The Bay Area is home to over 100 species of ants, but unfortunately the introduced Argentine Ant has driven a lot of them away by outcompeting them here and across California. The threatening presence of the Argentine Ant is all the more reason to see your garden space as a potential haven for other ant species. The plant litter you decide to leave behind instead of transferring to the green bin might mean home for a native ant colony.

Less-is-more Gardening for the Birds

By Lauren Lewis

When it comes to active garden maintenance, the Small Spot crew almost always argues that less is more. We don’t say less is more out of laziness, but rather out of our understanding of the garden practices that can create beauty and sanctuary while simultaneously allowing wild ecological relationships to thrive. The goal of supporting bird life in the garden provides a wonderful example of our favored approach: thoughtful ecological planning followed by less-is-more maintenance.



House finch pair in the Presidio, photo by Will Elder,

Despite the density of San Francisco, our city is habitat for a huge variation of bird life. Besides supporting all the common garden birds that live here year-round (house finch, red-breasted nuthatch, black phoebe, cassin’s vireo, to name just a few), San Francisco is a key link in the Pacific Flyway, the biannual north-south migratory path of hundreds of bird species. Backyard gardens in San Francisco collectively cover more land than all our city’s wild spaces, so the way we choose to use them has a real impact on all those migrant and resident birds.

Designing your garden to include at least one “wild” section is key for providing landing spots where bird feel safe. Wild habitat has tangles of vegetation and bits of overlapping rocks and fallen branches, which can be tempting to remove or clean up when they occur in the garden. But this would not qualify as less-is-more. Retaining some of those elements (i.e. ignoring them) makes a more inviting space for birds.

A water source that gets refreshed is also important, but it doesn’t have to be a real bird bath; a bucket with a drip emitter inside that constantly refreshes the water can serve the same purpose. And of course a variety of plants that produce nectar, seeds, and fruit will mean your garden can host birds with different feeding patterns. The less-is-more lesson here is: let plants go to seed. If you manage them a lot you’ll end up with less garden-grown bird food and therefore fewer birds.

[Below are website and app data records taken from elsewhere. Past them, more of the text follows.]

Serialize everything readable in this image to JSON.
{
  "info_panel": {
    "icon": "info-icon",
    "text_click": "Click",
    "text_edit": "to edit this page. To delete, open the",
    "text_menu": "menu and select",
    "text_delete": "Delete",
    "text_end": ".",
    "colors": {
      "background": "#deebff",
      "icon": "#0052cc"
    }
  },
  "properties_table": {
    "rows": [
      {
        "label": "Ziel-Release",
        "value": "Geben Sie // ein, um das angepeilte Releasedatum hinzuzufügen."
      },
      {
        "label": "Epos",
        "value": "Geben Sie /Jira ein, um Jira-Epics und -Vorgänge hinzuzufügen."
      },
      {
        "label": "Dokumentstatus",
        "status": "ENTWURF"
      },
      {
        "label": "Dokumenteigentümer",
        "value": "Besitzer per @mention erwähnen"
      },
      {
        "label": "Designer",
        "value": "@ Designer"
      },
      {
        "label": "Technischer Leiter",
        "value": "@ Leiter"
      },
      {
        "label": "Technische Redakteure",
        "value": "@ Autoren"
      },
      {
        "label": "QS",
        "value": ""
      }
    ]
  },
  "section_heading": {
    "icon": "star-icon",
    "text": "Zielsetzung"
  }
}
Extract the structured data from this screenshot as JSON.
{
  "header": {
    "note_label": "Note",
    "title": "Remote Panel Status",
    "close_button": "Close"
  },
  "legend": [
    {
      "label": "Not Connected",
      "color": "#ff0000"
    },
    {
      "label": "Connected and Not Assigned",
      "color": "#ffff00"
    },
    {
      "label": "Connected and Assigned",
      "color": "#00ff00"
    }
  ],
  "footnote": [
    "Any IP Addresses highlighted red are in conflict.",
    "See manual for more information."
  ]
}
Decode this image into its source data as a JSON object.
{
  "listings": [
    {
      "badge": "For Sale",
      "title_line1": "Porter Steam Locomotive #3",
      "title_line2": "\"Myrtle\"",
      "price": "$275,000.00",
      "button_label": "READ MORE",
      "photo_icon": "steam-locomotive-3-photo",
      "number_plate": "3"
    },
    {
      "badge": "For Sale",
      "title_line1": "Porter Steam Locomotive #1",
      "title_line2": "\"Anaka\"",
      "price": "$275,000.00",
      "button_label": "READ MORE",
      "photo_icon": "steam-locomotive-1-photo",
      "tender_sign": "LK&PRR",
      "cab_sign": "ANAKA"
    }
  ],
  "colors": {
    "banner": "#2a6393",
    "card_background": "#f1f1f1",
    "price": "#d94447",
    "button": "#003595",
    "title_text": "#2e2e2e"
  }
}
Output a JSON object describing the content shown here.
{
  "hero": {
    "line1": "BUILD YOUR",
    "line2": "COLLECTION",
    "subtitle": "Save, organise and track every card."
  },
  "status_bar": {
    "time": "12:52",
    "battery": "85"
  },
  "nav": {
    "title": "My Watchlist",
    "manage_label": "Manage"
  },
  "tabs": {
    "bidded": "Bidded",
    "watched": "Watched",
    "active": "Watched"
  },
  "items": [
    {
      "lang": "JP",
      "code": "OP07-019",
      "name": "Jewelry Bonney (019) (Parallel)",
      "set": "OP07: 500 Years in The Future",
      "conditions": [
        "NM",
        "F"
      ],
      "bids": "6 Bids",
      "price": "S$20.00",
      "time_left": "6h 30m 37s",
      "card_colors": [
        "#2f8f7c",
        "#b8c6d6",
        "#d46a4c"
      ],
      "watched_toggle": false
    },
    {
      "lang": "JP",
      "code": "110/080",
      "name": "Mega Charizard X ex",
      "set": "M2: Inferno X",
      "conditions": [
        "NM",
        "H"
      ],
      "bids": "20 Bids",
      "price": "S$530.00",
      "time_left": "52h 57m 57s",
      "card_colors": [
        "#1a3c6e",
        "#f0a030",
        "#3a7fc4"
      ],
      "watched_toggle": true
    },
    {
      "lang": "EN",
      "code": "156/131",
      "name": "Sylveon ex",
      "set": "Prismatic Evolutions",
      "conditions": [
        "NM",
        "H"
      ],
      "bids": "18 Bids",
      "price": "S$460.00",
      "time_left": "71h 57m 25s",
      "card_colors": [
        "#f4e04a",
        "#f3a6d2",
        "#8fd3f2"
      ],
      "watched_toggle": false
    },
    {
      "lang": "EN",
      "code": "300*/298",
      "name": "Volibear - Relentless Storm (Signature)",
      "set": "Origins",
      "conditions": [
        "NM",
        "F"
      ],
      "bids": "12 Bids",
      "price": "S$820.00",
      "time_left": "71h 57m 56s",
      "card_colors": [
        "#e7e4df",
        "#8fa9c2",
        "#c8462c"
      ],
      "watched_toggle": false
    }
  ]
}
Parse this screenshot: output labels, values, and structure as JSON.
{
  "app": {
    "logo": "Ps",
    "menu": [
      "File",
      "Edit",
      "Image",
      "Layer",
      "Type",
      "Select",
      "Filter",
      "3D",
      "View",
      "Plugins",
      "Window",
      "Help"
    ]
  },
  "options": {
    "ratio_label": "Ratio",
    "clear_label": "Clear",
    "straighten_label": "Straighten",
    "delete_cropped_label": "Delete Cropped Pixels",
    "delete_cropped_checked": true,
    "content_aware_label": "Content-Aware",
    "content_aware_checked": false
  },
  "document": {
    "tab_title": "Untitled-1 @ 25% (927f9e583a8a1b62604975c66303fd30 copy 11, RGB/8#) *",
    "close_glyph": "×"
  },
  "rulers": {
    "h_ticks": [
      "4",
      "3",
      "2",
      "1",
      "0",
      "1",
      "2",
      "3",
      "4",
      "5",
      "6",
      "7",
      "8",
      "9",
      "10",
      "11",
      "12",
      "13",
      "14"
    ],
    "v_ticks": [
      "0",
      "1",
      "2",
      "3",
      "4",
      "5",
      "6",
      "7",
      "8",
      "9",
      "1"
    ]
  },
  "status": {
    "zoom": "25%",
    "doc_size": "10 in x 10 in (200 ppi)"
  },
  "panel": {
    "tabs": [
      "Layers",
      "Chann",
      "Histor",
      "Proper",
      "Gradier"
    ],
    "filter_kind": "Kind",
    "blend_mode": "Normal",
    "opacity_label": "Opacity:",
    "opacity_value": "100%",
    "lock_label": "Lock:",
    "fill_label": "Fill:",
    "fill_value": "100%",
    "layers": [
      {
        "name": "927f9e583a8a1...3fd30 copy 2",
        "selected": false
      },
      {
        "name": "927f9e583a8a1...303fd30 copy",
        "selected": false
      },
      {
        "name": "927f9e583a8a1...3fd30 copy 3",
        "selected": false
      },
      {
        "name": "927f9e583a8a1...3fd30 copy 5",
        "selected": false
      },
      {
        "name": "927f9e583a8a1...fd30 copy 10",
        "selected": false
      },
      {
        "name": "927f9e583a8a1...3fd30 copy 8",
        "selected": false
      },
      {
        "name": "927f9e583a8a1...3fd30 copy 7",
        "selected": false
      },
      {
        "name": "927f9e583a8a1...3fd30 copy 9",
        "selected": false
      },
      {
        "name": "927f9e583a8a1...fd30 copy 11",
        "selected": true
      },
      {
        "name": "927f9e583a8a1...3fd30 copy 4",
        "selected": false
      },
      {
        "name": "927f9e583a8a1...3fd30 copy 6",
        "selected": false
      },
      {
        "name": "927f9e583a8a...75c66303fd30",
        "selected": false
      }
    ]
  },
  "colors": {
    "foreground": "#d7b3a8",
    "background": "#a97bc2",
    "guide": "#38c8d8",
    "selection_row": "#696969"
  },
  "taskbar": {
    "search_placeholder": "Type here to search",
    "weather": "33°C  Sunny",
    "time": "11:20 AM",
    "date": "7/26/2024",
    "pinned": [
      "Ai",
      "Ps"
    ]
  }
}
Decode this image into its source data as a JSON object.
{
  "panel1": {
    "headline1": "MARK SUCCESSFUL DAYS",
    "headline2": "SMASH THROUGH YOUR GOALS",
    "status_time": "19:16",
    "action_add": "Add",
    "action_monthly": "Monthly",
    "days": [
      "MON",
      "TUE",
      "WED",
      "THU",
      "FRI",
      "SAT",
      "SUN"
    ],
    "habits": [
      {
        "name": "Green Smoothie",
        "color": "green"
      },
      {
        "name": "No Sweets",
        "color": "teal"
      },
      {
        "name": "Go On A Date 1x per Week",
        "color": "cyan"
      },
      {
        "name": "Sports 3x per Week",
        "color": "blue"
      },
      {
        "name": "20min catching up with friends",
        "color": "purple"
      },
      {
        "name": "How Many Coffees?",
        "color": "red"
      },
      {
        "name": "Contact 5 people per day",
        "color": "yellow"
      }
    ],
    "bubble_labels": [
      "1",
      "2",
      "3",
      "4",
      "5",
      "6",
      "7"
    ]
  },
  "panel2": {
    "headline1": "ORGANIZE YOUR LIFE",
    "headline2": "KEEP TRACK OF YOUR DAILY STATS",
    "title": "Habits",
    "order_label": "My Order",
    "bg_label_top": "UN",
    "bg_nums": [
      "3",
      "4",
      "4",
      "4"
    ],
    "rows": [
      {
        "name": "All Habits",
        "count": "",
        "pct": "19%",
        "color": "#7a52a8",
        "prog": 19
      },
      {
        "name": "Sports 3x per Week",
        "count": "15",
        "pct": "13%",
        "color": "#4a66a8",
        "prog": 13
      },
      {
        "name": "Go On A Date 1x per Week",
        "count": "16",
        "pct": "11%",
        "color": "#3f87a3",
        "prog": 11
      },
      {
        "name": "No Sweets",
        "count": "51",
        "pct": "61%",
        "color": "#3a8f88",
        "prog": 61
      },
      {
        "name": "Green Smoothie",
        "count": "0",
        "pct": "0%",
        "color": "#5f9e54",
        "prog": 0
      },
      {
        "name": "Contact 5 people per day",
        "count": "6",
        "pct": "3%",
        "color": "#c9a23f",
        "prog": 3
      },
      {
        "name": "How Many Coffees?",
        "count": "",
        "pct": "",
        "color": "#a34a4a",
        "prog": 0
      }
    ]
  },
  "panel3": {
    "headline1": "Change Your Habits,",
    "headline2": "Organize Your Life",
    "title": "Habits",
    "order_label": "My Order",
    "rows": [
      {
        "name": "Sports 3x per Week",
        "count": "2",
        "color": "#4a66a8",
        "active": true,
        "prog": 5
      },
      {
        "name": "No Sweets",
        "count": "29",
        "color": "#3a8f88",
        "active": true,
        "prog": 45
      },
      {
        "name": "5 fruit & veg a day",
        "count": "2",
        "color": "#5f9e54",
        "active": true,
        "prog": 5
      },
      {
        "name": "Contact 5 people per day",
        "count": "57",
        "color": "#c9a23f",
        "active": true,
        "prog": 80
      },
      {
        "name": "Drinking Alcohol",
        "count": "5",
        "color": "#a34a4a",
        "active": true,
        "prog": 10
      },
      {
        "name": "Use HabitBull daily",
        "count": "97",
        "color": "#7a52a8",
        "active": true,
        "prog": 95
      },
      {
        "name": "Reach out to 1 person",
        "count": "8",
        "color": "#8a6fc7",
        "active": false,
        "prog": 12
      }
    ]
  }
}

Now if you’re like me, then the idea of garden management for birds becomes more intriguing when you can focus your efforts on one species or a handful of species. If that’s the case, check out the SF Planning Department’s Green Connections Plan. Created in collaboration with Nature in the City (of the Green Hairstreak Project that I mentioned in a previous post), the Green Connections Plan is billed by the Planning Department as a strategy to make traveling through SF by foot or bike more pleasant and viable by creating routes that deliberately connect parks and open spaces. The added benefit is that these routes can be used by non-human species too. In fact each of the planned 24 routes crisscrossing the city is named for the species it’s meant to support, and many are birds.


Cedar Waxwing in John McLaren Park, photo via

One example is the sleek Cedar Waxwing, whose designated route is Page Street, from Market to Golden Gate Park (it doesn’t mean this species only lives along that route, but rather it was chosen as a representative of this Green Connection route, which is within its normal habitat). This bird is unusual in its largely fruit-based diet, which means there’s a manageable handful of garden plants you could plant to help support it, for example toyon and elderberry. The new SF Plant Finder, a part of the Green Connection Plan, is a fantastic gardeners’ resource that lets you explore and choose plant species with something like the Cedar Waxwing in mind. What I like about Green Connections is that it can help you choose a species to support and the plants needed to do that, and then if you practice some less-is-more maintenance, your garden can play an important role in the lives of our city birds.